Fish Inside Out

X-ray of of a Moray eel, Enchelynassa canina, courtesy National Museum of Natural History.

X-ray of of a Moray eel, Enchelynassa canina, courtesy National Museum of Natural History.

 

The Smithsonian’s National Collection of Fishes at the Natural History Museum is the largest and most diverse collection of its kind, with an estimated four million individual fish specimens representing more than 70 percent of the world’s fish species. The care, maintenance, and loan of these collections are the responsibility of a handful of museum specialists, including Sandra Raredon, who for 25 years has included radiology among her responsibilities. Her striking black-and-white radiographs, or x-rays, of fish, stingrays, eels, and seahorses—“anything with a backbone,” she notes—reveal the complex bone structure in a level of detail reminiscent of fine engraving and are the subject of the eerily beautiful exhibition X-ray Vision: Fish Inside Out.

X-ray diffraction

The gem pictured here is ametrine--part amethyst and part citrine.
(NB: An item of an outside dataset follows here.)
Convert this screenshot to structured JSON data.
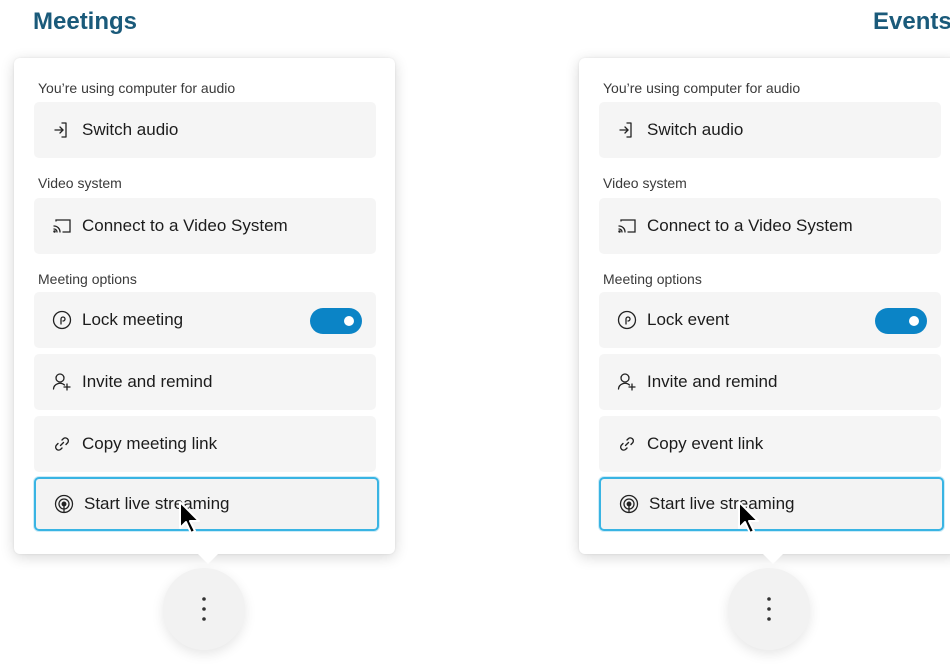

The most significant source of ametrine is from the Anahi Mine in eastern Bolivia. This pentagon-shaped ametrine weighs 91.93cts and was faceted by Jeff Gurecky. (Photo by Jeff Scovil)

The gem pictured here is ametrine–part amethyst and part citrine. The most significant source of ametrine is from the Anahi Mine in eastern Bolivia. This pentagon-shaped ametrine weighs 91.93cts and was faceted by Jeff Gurecky. (Photo by Jeff Scovil)

 

Minerals are the basic geological building blocks of the Earth and solar system—studying the nature and behavior of minerals is essential for understanding the physical, chemical and biological processes that shape our planet. Researchers in the Department of Mineral Sciences at the National Museum of Natural History are examining the compositions and structures of minerals to understand a variety of processes, including how minerals control the distribution of chemicals and nutrients in the environment, the evolution of the Earth’s crust and mantle, and the causes of defects and impurities in the coloring of gems and minerals. X-ray diffraction is the definitive method for identifying minerals and other crystalline materials. X-rays are diffracted by the regular three-dimensional arrangements of atoms in crystals and a diffraction pattern can be used as a “fingerprint” for a crystal’s identification.

X-ray vision

From the American History Museum exhibition, "The Price of Freedom: Americans at War"

From the American History Museum exhibition, “The Price of Freedom: Americans at War”

 

“We are all in it—all the way,” President Franklin D. Roosevelt told Americans during a radio broadcast on December 9, 1941. “Every single man, woman and child is a partner in the most tremendous undertaking of our American history.” Even for children, the reality of a nation at war could not be avoided. Many of their favorite characters from the funny pages and comic books went off to fight. However, that most American of heroes—Superman—never joined the Army. He was classified 4-F when his X-ray vision skewed the induction eye test, so he used his super powers to aid the war effort in other ways, such as encouraging kids to use their pennies for victory bonds and join the Junior Defense League.


Posted: 8 November 2013
About the Author:

Alex di Giovanni has been editing The Torch since August 2006. Prior to joining the Smithsonian, she worked as a writer and editor for the National Geographic Society, Plexus Scientific, The Nature Conservancy, The National Foreign Language Center and St. Martin’s Press, among others. She has the best job in the world.